IRON POET POETRY CHALLENGE It’s Iron Chef for sonneteers and other poets. Come to this Bouts-Rim├ęs event and write a poem with the day’s mystery ingredients, share your work, maybe even win prizes.

IS “REALISTIC FANTASY” AN OXYMORON? What does it take to create “real” fantasy? Are there rules in a universe run by magic? How do you build a fantasy world?

LITERARY VS. MEDIA SCIENCE FICTION Why the feud? Can’t we all just get along?

MAKING SCIENCE STUPID EASY Innovative ways for the ordinary person to comprehend complex scientific concepts, both in the real world and in fiction.

MISTAKES WRITERS MAKE Paying so-called agents a fee to represent them? Calling agents and editors every day to see how they like their novel? That ain’t the half of it. Come hear established writers and editors give you a heads up on things you should know better than.

PARANORMAL ROMANCES It used to be easy. This book was in that genre; this book was in this other genre. Now the lines aren’t so clear. There seems to be a boom in romance novels and stories involving the paranormal, fantasy, and SF. Why is this area booming? Are romance readers looking for more? Or are the SF fans looking for romance? Or are the readers coming equally from all camps? And what does it take to make one of these work? Hear all about it from some of the people writing them.

PARODY, PASTICHE, AND HUMOR There’s a time and place for everything. Or is there? Does humor have a place in modern fiction? Can there ever be too much?<b> </b>

THE QUERY LETTER You’ve come up with the idea, worked out the story. Maybe you’ve written the entire novel. Just one thing left to do. Sell it. There’s little harder than writing that synopsis. How long should it be? How hard should you sell? Just what will it take to get that agent, that editor, to want to read your work or to offer you a contract to write it?

A QUIET PLACE TO WRITE Does where you write matter?
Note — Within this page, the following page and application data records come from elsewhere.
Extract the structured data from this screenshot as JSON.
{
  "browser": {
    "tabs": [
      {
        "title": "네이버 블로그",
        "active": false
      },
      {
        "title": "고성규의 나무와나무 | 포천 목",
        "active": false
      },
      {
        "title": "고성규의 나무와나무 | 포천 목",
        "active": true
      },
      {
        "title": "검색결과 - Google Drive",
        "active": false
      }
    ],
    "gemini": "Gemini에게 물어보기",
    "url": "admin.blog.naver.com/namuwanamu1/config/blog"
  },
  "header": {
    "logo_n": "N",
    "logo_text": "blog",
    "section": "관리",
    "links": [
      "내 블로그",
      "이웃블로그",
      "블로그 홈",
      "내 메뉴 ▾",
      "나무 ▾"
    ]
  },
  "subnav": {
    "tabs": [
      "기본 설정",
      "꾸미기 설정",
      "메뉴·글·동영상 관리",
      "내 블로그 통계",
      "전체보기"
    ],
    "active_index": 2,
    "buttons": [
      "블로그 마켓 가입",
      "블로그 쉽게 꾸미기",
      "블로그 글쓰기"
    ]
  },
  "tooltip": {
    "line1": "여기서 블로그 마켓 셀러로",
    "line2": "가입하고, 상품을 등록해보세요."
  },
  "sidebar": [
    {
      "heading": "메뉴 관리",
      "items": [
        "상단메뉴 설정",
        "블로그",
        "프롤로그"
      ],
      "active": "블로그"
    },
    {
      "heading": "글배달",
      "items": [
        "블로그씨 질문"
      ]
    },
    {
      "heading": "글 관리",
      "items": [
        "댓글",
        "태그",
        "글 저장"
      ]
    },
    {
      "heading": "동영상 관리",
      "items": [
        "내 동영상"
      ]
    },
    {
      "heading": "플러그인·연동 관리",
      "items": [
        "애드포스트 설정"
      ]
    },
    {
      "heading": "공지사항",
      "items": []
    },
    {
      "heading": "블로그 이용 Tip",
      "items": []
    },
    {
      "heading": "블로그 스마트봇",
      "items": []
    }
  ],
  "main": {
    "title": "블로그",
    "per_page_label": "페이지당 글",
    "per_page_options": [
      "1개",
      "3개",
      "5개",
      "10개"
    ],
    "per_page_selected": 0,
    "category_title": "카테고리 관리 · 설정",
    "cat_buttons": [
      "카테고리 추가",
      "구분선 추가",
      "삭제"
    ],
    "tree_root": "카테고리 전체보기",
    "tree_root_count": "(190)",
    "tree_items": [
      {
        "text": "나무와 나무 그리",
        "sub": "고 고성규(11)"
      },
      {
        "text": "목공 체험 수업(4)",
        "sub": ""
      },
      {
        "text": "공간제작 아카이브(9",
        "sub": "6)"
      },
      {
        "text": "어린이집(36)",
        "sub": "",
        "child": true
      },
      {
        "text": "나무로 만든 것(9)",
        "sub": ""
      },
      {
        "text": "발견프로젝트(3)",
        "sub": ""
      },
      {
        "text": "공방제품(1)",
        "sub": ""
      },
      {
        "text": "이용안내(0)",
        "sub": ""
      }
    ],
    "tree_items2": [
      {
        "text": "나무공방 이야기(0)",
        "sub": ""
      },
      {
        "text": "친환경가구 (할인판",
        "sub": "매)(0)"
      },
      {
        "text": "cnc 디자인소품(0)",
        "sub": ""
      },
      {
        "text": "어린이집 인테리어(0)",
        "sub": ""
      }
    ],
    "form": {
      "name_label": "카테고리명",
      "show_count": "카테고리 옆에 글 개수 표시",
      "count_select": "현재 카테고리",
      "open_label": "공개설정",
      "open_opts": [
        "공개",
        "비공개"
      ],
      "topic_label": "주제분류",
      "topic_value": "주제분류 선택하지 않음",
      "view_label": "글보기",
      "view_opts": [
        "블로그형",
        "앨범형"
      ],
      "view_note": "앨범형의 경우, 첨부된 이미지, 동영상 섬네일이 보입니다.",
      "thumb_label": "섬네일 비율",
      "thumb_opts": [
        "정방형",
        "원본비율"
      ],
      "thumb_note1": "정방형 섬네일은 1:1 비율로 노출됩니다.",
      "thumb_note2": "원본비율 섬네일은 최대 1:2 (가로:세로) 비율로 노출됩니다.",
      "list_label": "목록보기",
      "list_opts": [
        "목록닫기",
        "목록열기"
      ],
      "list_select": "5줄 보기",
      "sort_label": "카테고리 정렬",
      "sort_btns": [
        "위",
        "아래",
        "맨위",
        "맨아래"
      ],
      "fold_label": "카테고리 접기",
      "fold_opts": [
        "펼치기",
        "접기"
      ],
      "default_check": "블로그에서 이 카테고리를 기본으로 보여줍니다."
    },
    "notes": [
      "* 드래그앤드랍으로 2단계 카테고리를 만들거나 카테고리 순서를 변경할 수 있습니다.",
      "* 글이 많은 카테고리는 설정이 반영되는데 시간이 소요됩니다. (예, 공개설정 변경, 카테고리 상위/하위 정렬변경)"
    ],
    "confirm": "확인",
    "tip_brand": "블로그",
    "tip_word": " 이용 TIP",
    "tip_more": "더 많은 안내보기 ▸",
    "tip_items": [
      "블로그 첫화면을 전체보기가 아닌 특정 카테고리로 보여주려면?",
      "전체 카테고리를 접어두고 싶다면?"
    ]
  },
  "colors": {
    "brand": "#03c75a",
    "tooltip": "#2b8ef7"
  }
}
How about whether or not you face a window? Authors will talk about how they set up their writing spaces — a separate office, the living room couch, the dining room table? — What’s in the room, what they listen to, and what they wear (if they wear anything at all)?

REVISE, REVISE, REVISE! Often the difference between an amateur writer and a professional is that the pro knows how to rewrite and the amateur thinks he got it right the first time.

SCIENCE FICTION POETRY What is it? Is there a market for it? How do you start?

STYLE VS. SUBSTANCE Is science fiction becoming too concerned about literary style at the expense of storytelling?

WHAT I DO WHEN I SHOULD BE WRITING Me, I read e-mail. What do you do? How do you get yourself back to writing?

WHY IS SCIENCE FICTION SO WHITE? An exploration of minorities in Science Fiction, both the writers and their characters.

THE WORST IDEAS IN FANTASY OR SCIENCE FICTION We’re always hearing the science fiction is a literature of ideas. And that this or that was a great idea. What just didn’t work? What seemed like a good idea at the time but…

WRITERS & ILLUSTRATORS OF THE FUTURE The Writers of the Future contest has been going on for several years and many budding SF and fantasy writers have entered, won, and gone on to make professional sales. Now there’s a new contest for Illustrators. How do go about entering these contests and why should you enter?

WRITING FOR TV ANIMATION A panel discussion on writing for the cartoons you see on TV — creating the story and characters, writing and editing scripts and making it all fit inside half an hour!

WRITING SCIENCE FICTION FOR TELEVISION & MOVIES Script writing is whole different medium from writing novels and short stories. How is it different from writing prose? And what’s it like working in television and the movies?